The task | Show every line of the data that contains the string "type".

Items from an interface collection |
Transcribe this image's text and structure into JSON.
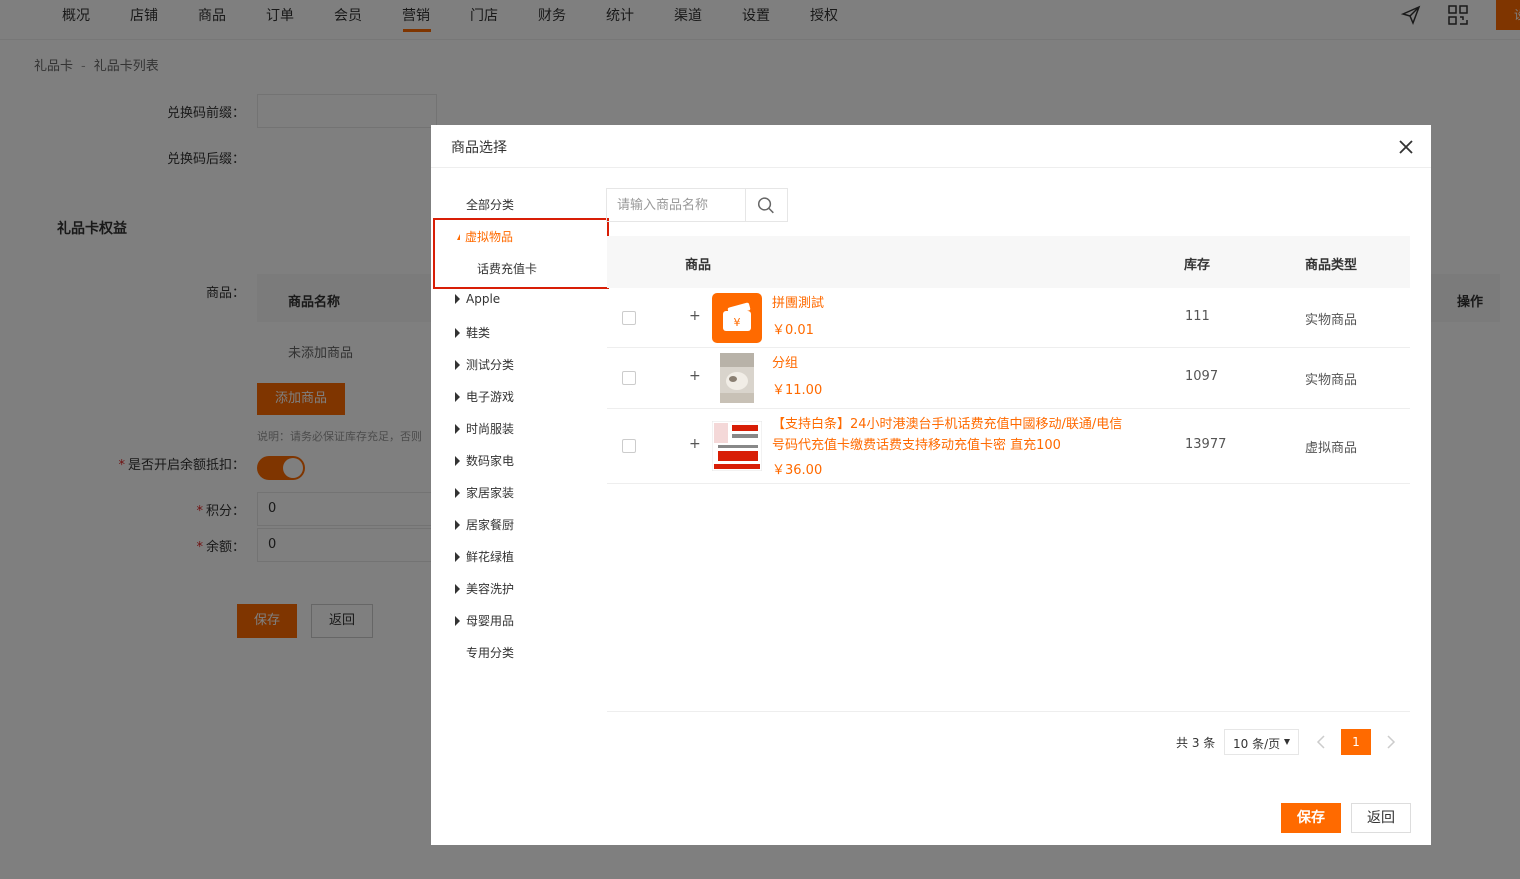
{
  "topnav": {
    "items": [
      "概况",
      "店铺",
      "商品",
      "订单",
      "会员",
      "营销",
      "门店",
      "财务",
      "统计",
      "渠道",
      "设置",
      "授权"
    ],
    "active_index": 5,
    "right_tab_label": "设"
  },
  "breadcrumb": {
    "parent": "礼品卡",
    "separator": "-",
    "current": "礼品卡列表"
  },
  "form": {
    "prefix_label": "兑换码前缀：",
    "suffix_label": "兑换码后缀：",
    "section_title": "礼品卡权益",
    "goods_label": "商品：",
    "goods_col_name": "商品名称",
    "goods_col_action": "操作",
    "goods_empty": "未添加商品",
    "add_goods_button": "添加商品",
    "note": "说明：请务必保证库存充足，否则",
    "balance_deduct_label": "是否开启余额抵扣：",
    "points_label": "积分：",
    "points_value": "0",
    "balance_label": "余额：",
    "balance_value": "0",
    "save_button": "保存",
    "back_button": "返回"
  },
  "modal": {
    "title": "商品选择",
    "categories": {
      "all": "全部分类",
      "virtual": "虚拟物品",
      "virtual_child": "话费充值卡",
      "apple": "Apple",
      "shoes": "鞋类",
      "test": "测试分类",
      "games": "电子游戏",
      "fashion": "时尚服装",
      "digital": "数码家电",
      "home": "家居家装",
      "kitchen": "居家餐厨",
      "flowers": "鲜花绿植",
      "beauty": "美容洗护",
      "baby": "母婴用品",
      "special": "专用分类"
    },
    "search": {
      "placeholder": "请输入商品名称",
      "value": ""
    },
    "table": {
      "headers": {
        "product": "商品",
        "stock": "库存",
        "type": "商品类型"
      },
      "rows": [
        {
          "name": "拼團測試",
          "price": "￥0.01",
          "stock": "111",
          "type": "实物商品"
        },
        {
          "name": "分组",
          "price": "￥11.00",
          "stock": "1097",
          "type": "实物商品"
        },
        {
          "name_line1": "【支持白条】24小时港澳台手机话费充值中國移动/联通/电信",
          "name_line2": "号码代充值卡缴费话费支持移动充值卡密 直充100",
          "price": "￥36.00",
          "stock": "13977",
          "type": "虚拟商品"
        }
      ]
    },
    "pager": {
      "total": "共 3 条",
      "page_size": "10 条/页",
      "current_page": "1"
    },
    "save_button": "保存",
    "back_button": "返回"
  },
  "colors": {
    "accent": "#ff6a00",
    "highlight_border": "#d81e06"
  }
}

Result |
        "type": "商品类型"
          "type": "实物商品"
          "type": "实物商品"
          "type": "虚拟商品"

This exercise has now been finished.